 I’m not walking out, and I’m not quitting.  I may not have sick days, I may not have vacation days, and no pay is involved but what I do get is unconditional love from my sweet kids.  I am their rock. I am there for them, and they trust me. I may have my”off” days and feel like giving up, but my kids know that I am here every day, seven days a week for them. When I became a mother, I made a commitment regardless of how tough my days can get I will never quit nor walkout. 

Melody Kramer (aka Autism Mom) is the Editor and Publisher of Macaroni Kid: Jurupa Valley-Eastvale and Macaroni Kid: Riverside. You can email her at autismmomofboys@gmail.com. 

When Life Gives You Lemons

By Melody Kraemer – Autism Mom

Have you heard that saying, “When life gives you lemons, make lemonade?” Don’t you think that’s just way too easy? When life gives me lemons, I make a cake or cupcakes. I may even make a drink with alcohol, but I never settle on lemonade.

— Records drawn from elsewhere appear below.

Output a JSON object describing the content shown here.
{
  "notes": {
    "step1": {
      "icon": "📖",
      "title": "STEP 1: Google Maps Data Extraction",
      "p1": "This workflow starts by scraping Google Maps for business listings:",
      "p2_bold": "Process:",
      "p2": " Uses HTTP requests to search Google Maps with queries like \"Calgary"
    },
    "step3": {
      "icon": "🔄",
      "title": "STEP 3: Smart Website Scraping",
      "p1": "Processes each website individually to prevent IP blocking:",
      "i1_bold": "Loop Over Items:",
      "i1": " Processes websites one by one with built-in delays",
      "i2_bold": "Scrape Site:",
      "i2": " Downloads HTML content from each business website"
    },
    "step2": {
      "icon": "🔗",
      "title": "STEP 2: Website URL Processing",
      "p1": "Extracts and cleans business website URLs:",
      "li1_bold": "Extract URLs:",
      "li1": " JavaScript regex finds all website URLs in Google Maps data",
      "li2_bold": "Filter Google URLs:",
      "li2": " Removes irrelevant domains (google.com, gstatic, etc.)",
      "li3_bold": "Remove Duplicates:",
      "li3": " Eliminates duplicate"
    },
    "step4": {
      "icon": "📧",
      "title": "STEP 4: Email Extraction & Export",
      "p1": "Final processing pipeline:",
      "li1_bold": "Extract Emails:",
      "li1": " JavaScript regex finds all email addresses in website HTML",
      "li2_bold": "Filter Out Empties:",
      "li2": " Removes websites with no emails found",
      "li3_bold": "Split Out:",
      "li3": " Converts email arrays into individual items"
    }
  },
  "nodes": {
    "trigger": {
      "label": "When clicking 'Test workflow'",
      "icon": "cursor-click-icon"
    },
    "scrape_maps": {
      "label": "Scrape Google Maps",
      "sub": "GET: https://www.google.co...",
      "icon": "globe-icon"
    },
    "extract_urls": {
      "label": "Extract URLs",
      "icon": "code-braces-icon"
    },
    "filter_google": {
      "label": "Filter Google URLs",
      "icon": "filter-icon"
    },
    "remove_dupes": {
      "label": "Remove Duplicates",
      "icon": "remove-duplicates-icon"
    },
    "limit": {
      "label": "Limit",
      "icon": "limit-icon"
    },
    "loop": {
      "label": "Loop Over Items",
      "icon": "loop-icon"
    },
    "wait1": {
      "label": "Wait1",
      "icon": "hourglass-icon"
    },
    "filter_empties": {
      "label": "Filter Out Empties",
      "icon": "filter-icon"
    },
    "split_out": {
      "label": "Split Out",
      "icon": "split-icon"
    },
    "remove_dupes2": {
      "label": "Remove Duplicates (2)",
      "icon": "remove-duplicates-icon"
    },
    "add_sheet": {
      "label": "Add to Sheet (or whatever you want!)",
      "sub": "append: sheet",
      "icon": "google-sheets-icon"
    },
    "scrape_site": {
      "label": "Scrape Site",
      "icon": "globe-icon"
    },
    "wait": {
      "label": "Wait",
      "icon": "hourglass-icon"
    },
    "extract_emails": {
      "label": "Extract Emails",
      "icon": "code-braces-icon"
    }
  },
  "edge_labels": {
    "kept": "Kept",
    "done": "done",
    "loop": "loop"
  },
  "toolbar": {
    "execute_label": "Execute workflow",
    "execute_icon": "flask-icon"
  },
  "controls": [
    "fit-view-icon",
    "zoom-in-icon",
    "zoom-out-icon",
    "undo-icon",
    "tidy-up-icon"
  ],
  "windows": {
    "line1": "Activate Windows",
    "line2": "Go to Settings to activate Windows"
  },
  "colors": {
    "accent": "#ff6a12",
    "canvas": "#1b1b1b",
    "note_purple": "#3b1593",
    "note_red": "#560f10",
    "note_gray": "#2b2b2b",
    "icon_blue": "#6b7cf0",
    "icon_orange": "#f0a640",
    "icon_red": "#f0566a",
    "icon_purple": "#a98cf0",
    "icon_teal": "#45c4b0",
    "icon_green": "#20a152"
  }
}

What does it really mean when someone says; If life gives you lemons make lemonade?  Are lemons that bad, or is it because they are just sour? Isn’t lemonade just as sour as lemons? So why just make lemonade? Sometimes when you buy a car, and it’s not the best of shape, people will say, you bought a lemon!  Basically, they are saying you purchased a sour car.

When life hands me lemons or even throws them at me I don’t just make lemonade I make the best of it, whatever that may be.

My daily life consists of life giving me lemons. I don’t dwell on that sourness, I embrace it.

Life with two autism boys can get pretty sour, but that’s the autism. My boys are the sweetest, kindest, loving, little guys. I love and enjoy them. My boys are silly, caring, and full of life.

So, the next time someone says make lemonade out of those lemons that life is giving you, tell them no thank you, I think I am going to make the best darn lemon cake or whatever my heart desires.

Making lemonade out of lemons is just too easy and still sour. Embrace the sourness life offers and turn it around into something sweet. There’s no time in life to be sour no matter how many lemons life gives you. Stay sweet